**WHAT THIS TASK INVOLVES**.
Review the material line by line. Identify and copy every line that contains the string "text".

**RECORDS FOR THE EXERCISE**.
"""
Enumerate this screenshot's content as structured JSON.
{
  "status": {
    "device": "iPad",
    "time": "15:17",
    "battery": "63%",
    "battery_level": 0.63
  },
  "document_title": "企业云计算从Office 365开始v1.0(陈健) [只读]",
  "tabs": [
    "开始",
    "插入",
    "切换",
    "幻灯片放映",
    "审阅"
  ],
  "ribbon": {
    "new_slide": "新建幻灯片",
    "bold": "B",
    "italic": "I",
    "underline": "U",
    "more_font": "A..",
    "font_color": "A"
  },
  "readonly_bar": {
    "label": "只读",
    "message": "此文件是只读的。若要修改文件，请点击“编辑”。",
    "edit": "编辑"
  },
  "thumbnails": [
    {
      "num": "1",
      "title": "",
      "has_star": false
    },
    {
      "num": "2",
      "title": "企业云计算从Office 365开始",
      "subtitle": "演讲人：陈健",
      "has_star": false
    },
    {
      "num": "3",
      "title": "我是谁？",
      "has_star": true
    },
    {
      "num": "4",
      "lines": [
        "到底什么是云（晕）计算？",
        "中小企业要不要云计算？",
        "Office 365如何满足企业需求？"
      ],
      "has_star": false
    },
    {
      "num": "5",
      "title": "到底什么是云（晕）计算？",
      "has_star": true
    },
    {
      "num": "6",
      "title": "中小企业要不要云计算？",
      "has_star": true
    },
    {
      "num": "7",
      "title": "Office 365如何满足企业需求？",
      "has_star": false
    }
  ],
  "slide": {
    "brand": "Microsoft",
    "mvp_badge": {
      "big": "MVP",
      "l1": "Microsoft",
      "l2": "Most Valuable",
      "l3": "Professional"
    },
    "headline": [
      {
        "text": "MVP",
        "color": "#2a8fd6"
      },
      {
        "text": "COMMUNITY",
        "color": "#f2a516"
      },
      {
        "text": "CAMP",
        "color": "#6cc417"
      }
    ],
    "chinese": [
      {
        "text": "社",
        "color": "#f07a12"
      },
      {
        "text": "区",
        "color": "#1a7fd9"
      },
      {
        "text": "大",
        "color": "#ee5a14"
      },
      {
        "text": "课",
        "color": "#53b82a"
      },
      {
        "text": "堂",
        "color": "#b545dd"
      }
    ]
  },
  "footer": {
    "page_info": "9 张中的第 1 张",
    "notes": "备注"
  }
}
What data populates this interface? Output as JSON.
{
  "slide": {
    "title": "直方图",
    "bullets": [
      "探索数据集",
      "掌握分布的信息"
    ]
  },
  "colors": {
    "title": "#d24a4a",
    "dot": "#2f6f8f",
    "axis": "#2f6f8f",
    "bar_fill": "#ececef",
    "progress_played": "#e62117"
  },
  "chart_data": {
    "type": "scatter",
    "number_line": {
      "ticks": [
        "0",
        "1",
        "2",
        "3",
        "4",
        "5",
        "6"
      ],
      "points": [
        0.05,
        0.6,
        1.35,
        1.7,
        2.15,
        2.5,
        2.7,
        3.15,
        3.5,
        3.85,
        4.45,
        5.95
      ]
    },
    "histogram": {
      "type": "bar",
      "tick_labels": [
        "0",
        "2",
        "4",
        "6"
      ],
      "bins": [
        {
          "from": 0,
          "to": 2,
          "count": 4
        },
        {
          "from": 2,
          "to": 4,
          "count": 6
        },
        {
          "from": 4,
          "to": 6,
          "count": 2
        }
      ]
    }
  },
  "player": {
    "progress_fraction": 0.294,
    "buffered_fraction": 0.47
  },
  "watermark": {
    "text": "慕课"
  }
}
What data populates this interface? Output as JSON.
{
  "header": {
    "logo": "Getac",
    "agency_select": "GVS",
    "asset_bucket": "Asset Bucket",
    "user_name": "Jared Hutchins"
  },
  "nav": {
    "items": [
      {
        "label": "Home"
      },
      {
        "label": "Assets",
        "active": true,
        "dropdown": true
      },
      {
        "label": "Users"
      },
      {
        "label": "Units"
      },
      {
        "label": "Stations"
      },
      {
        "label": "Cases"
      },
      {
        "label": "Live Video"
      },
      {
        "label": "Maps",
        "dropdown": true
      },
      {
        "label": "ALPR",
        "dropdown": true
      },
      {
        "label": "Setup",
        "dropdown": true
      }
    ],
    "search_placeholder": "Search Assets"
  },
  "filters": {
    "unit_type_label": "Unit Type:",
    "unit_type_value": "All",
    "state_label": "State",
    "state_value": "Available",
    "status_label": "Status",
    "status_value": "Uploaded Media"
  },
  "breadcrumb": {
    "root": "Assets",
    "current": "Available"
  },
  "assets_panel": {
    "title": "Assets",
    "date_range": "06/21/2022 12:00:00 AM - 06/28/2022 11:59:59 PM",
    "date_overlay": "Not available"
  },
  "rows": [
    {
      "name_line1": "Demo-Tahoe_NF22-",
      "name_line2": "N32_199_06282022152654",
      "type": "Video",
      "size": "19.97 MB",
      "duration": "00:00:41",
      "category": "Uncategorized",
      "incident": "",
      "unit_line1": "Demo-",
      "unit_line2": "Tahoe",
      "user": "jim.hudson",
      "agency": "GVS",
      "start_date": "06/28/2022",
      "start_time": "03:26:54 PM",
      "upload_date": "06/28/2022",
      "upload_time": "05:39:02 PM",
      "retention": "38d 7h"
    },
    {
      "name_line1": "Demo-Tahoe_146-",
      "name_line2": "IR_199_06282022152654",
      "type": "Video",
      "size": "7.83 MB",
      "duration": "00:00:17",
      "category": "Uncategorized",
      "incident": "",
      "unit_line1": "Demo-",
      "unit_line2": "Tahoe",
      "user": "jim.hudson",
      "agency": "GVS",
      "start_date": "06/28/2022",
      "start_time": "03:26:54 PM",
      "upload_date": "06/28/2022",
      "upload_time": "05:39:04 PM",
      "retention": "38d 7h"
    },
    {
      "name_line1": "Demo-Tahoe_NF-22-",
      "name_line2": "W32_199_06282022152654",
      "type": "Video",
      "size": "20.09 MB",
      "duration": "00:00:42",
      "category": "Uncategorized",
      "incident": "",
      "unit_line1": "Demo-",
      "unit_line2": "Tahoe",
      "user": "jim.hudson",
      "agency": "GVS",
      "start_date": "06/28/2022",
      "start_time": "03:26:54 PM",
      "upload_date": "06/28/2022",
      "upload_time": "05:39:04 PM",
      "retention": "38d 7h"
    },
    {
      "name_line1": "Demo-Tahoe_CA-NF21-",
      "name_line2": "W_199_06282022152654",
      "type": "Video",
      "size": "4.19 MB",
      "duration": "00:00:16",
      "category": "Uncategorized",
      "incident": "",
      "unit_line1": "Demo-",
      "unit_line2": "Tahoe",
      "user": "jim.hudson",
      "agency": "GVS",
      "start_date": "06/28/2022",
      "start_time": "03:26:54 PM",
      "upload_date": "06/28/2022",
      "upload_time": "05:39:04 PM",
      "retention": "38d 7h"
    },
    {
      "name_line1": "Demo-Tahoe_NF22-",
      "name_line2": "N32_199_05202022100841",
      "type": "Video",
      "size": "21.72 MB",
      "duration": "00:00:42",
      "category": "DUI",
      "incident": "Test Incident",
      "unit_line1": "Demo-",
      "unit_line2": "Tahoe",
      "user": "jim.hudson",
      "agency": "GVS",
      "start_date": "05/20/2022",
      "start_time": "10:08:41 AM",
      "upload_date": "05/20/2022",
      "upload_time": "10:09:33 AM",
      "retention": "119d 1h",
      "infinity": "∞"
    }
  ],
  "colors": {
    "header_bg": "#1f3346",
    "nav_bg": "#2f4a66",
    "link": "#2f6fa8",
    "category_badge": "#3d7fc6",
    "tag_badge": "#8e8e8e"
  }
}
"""
**TASK ANSWER**.
        "text": "MVP",
        "text": "COMMUNITY",
        "text": "CAMP",
        "text": "社",
        "text": "区",
        "text": "大",
        "text": "课",
        "text": "堂",
    "text": "慕课"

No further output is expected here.